If you’re feeling a bit lazy or can’t get your hands on a copy, the concept (minus the political insights) of the story have been put into a few terrible films, such as King Ralph.
For some reason, I go into Charles Dickens thinking I dislike him and it will be a chore. This is not logical because A Christmas Carol is my most read book (every year). I quite enjoyed A Tale of Two Cities, despite early confusion. I think the ill-conceived notion was born of the fact that as a child I despised the movie Oliver Twist, and due to vivid history lessons in year 4, the Dickensian era evoked images of children having their fingers hacked off in machinery, and bitter cold.
I am glad I overcame this aversion, as Great Expectations is certainly worth it’s place on the shelf. I wasn’t sure that I would enjoy it, knowing the ending. However, there was a lot I didn’t know, and so there were several plot twists that caught me by surprise. (This might be because the renditions I recall seeing consisted of the Gwyneth Paltrow film, a South Park episode satirising of the story, and accumulated general knowledge from goodness knows where).
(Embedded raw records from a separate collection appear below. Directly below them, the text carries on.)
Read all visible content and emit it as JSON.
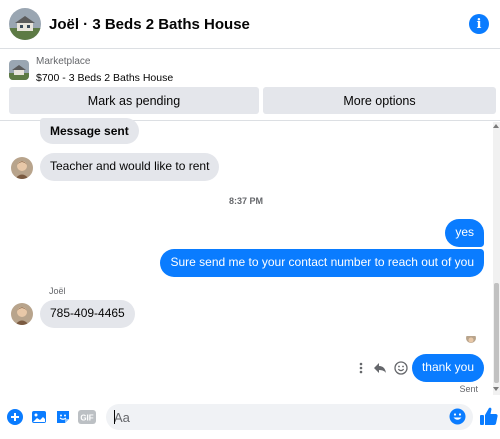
{
  "header": {
    "title": "Joël · 3 Beds 2 Baths House",
    "avatar_icon": "house-photo-avatar",
    "info_icon": "info-icon",
    "info_glyph": "i"
  },
  "marketplace": {
    "label": "Marketplace",
    "listing": "$700 - 3 Beds 2 Baths House",
    "thumb_icon": "house-thumbnail"
  },
  "actions": {
    "mark_pending": "Mark as pending",
    "more_options": "More options"
  },
  "messages": {
    "msg1": "Message sent",
    "msg2": "Teacher and would like to rent",
    "timestamp": "8:37 PM",
    "msg3": "yes",
    "msg4": "Sure send me to your contact number to reach out of you",
    "sender": "Joël",
    "msg5": "785-409-4465",
    "msg6": "thank you",
    "status": "Sent"
  },
  "composer": {
    "placeholder": "Aa",
    "icons": [
      "plus-icon",
      "image-icon",
      "sticker-icon",
      "gif-icon",
      "emoji-icon",
      "thumbs-up-icon"
    ],
    "gif_label": "GIF"
  },
  "colors": {
    "accent": "#0a7cff",
    "bubble_in": "#e4e6eb",
    "muted_text": "#65676b"
  }
}
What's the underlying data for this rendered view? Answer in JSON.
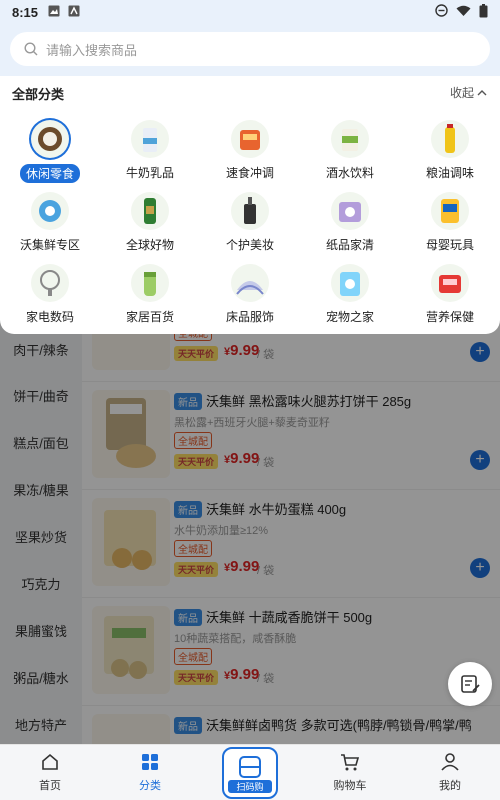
{
  "status": {
    "time": "8:15"
  },
  "search": {
    "placeholder": "请输入搜索商品"
  },
  "sheet": {
    "title": "全部分类",
    "collapse_label": "收起",
    "categories": [
      {
        "label": "休闲零食",
        "icon": "snack-icon",
        "active": true
      },
      {
        "label": "牛奶乳品",
        "icon": "milk-icon"
      },
      {
        "label": "速食冲调",
        "icon": "instant-food-icon"
      },
      {
        "label": "酒水饮料",
        "icon": "beverage-icon"
      },
      {
        "label": "粮油调味",
        "icon": "grain-oil-icon"
      },
      {
        "label": "沃集鲜专区",
        "icon": "fresh-zone-icon"
      },
      {
        "label": "全球好物",
        "icon": "global-goods-icon"
      },
      {
        "label": "个护美妆",
        "icon": "beauty-icon"
      },
      {
        "label": "纸品家清",
        "icon": "paper-cleaning-icon"
      },
      {
        "label": "母婴玩具",
        "icon": "baby-toy-icon"
      },
      {
        "label": "家电数码",
        "icon": "appliance-icon"
      },
      {
        "label": "家居百货",
        "icon": "home-goods-icon"
      },
      {
        "label": "床品服饰",
        "icon": "bedding-icon"
      },
      {
        "label": "宠物之家",
        "icon": "pet-icon"
      },
      {
        "label": "营养保健",
        "icon": "health-icon"
      }
    ]
  },
  "left_nav": [
    "肉干/辣条",
    "饼干/曲奇",
    "糕点/面包",
    "果冻/糖果",
    "坚果炒货",
    "巧克力",
    "果脯蜜饯",
    "粥品/糖水",
    "地方特产"
  ],
  "products": [
    {
      "new": "",
      "title": "",
      "desc": "",
      "badge": "全城配",
      "daily": "天天平价",
      "yen": "¥",
      "price": "9.99",
      "unit": "/ 袋"
    },
    {
      "new": "新品",
      "title": "沃集鲜 黑松露味火腿苏打饼干 285g",
      "desc": "黑松露+西班牙火腿+藜麦奇亚籽",
      "badge": "全城配",
      "daily": "天天平价",
      "yen": "¥",
      "price": "9.99",
      "unit": "/ 袋"
    },
    {
      "new": "新品",
      "title": "沃集鲜 水牛奶蛋糕 400g",
      "desc": "水牛奶添加量≥12%",
      "badge": "全城配",
      "daily": "天天平价",
      "yen": "¥",
      "price": "9.99",
      "unit": "/ 袋"
    },
    {
      "new": "新品",
      "title": "沃集鲜 十蔬咸香脆饼干 500g",
      "desc": "10种蔬菜搭配，咸香酥脆",
      "badge": "全城配",
      "daily": "天天平价",
      "yen": "¥",
      "price": "9.99",
      "unit": "/ 袋"
    },
    {
      "new": "新品",
      "title": "沃集鲜鲜卤鸭货 多款可选(鸭脖/鸭锁骨/鸭掌/鸭",
      "desc": "",
      "badge": "",
      "daily": "",
      "yen": "",
      "price": "",
      "unit": ""
    }
  ],
  "bottom_nav": {
    "home": "首页",
    "category": "分类",
    "scan": "扫码购",
    "cart": "购物车",
    "mine": "我的"
  },
  "colors": {
    "accent": "#1e6fd9",
    "price": "#e02424"
  }
}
I love how multi-layered the characters are, and how they are allowed to stray from their original beliefs and behaviours in reaction to their experiences, like real people. I strongly disliked Pip, and thought him incredibly insolent, and was not convinced he truely learned his lesson.
The scenery created in my mind was always terribly foggy (literal fog) and tinged with mossy green. While certain scenes were described this way, I think it was also quite symbolic of the mystery, and gradual emergence of truths throughout the novel. Overall, a good read, and I look forward to my next Dickens adventure.
On The Road, by Jack Kerouac, is infamous for causing a stir in the 1950s. It follows the philandering of a young man into the underground of America. I loved Catcher In The Rye and the in-depth insights it gave into the main character’s psyche, while he broke away from the expectations of his conservative society. On The Road doesn’t linger long enough to even express whether the narrator was happy or sad. It’s made up of one page events filled with a cacophony of interchangeable characters, each less developed and less memorable than the next. You don’t know their motivation for anything, only that they “go with it” and like to “dig” things. Now I am from a notoriously apathetic generation, but even I can’t relate to these layabouts; even the dullest adolescents have reasons for sitting around in car parks and lacking drive. There is no sense of the atmosphere of the American highway, or the cultural idiosyncrasies of the Hispanic neighborhoods. There’s little insight into the characters’ interaction with, or opinion of, the society in which they exist, beyond a superficial level. Kerouac’s language can only be described as jazz, in that it is unstructured, goes in all directions, runs on and on without form or adequate punctuation, jumps backwards and forwards with no reference point, uses unnecessarily obscure and inconsistent language – at times you need the Oxford dictionary, at others urbandictionary.com – and if you think this has been a long sentence and bulky paragraph, just wait until you read the book, because this collection of the meaningless gibberish drugged beatniks say goes on for 300 pages. I think there is a particular breed of Hipster that would enjoy this book, however, I did not.